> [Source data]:
|---|
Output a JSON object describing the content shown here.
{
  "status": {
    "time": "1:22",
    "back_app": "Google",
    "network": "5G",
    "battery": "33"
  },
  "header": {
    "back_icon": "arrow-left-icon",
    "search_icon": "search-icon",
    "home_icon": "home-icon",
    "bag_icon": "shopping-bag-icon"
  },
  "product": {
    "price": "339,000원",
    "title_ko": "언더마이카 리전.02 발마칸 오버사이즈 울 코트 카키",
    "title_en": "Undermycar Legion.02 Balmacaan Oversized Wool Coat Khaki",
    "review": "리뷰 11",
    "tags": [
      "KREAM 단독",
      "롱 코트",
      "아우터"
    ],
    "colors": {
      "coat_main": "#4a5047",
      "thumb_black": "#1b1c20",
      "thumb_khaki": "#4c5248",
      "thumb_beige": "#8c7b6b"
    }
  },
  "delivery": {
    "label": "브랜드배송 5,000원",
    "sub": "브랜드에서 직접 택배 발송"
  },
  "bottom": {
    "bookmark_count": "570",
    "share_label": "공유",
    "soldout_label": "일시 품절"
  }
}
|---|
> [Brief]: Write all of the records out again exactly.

> [Output for this exercise]:
Output a JSON object describing the content shown here.
{
  "status": {
    "time": "1:22",
    "back_app": "Google",
    "network": "5G",
    "battery": "33"
  },
  "header": {
    "back_icon": "arrow-left-icon",
    "search_icon": "search-icon",
    "home_icon": "home-icon",
    "bag_icon": "shopping-bag-icon"
  },
  "product": {
    "price": "339,000원",
    "title_ko": "언더마이카 리전.02 발마칸 오버사이즈 울 코트 카키",
    "title_en": "Undermycar Legion.02 Balmacaan Oversized Wool Coat Khaki",
    "review": "리뷰 11",
    "tags": [
      "KREAM 단독",
      "롱 코트",
      "아우터"
    ],
    "colors": {
      "coat_main": "#4a5047",
      "thumb_black": "#1b1c20",
      "thumb_khaki": "#4c5248",
      "thumb_beige": "#8c7b6b"
    }
  },
  "delivery": {
    "label": "브랜드배송 5,000원",
    "sub": "브랜드에서 직접 택배 발송"
  },
  "bottom": {
    "bookmark_count": "570",
    "share_label": "공유",
    "soldout_label": "일시 품절"
  }
}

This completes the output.